Using elements of the ALAMO model (https://dwbracken.wordpress.com/2015/06/02/alamo-a-new-performance-model-webinar/) (across the top), we can provide examples of how the various interactions might go when initiated by the manager/supervisor. This table is provided to show the hopefully stark differences in the coaching styles available to a manager, each of which is appropriate under certain circumstances, though typically overused (Director) or underused (Activator).
|Checker||“Are you clear on your assignment?”||“Is there anything you need to know?”||“Are you making progress?”||“Do you have what you need?”|
|Director||“I know what is best. Go do it.”||“Here’s how to do it. It has worked for me before.”||“Success or failure will affect your PA rating.”||“Here’s your time frame and budget. Make it work.”|
|Activator||“What do you think is the best way to achieve this goal?”||“Yes, that approach is a good match for your skills.”||“It seems like you are most excited by this approach.”||“Are there any barriers that might hinder your progress?”|
|Developer||What are your career goals? What does the organization need?||What abilities will you need to develop to get there?||Why do you want to go that direction?||Why haven’t you already started?|

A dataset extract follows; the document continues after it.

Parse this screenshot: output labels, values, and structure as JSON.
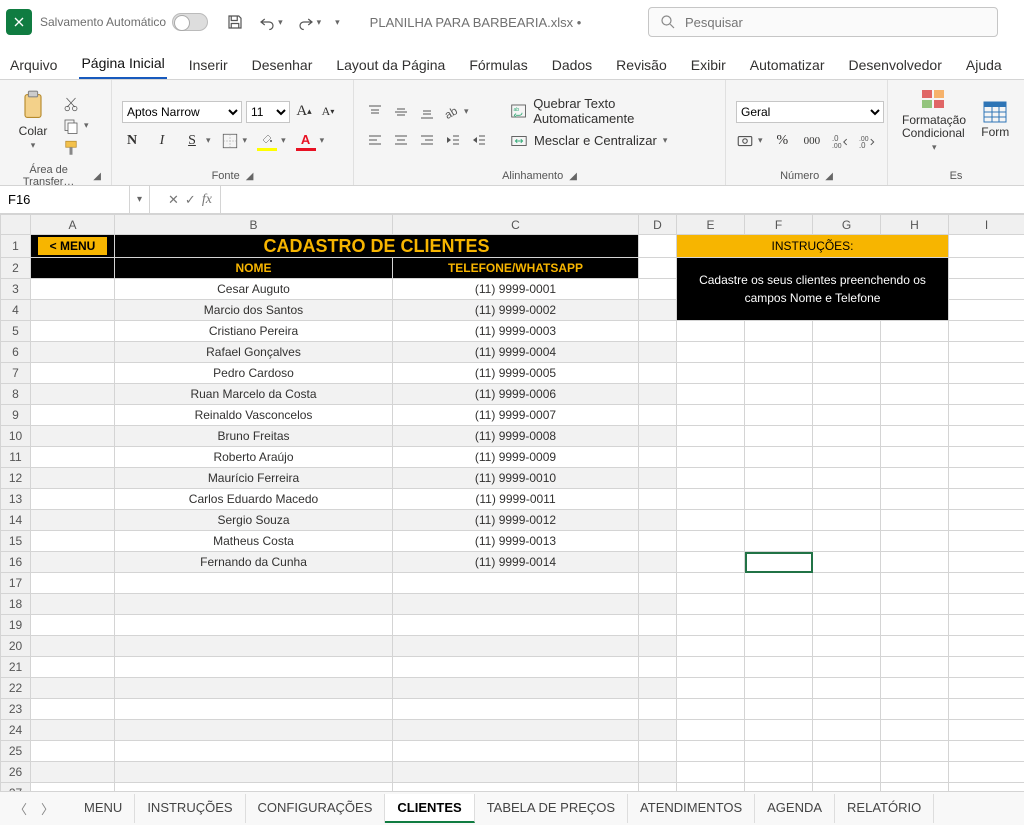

This can create a “language” for the team and for the organization, for that matter. Whether initiated by the manager or the employee, any formal or informal conversation might begin by saying, “Here’s the situation, and let’s have a quick Directive discussion”, or “Let’s have an Activation discussion on how to approach this,” and then dive in. Each person knows they are having a “coaching” session, whether informal or formal, and the basic objective. Or “I’m just checking in. Everything going OK?”
Performance management systems can be set up to allow managers to keep track of the very basics of when these types of sessions occur. This can help them track their own progress on using different styles of coaching, and also see when it is time to do career coaching, for example, if that has slipped through the cracks.
I heard, via a webinar, of one organization that gives employees cards with different types of interactions printed on them, and they can “redeem” them with their manager to initiate informal or formal discussions at their discretion. The manager, on the other side of the equation, can be challenged to collect the cards from each employee over the course of a quarter and/or year. So the employee will have cards that say, using my model, Checker, Director, Activator, or Developer. There will be a lot of Checker cards, but only a few (2-4) Developer cards. Each card might have some verbiage with guidance on how and when to best use them.
Finally, let me loop back around to a question Jon Low raises, namely “who should be judging who?” There is no question that employees should have the opportunity to provide feedback regarding their manager’s performance as a coach. Instruments such as The ManagerCoach© help define the desired behaviors and outcomes (e.g., trust) that will only occur if managers are measured and held accountable to, and hopefully developed, trained and selected as well.
We can’t create effective manager-coaches if we aren’t clear as to what they look like, and then select, train and reward accordingly. “Checking in” isn’t enough to be a manager coach, any more than just showing up leads to success.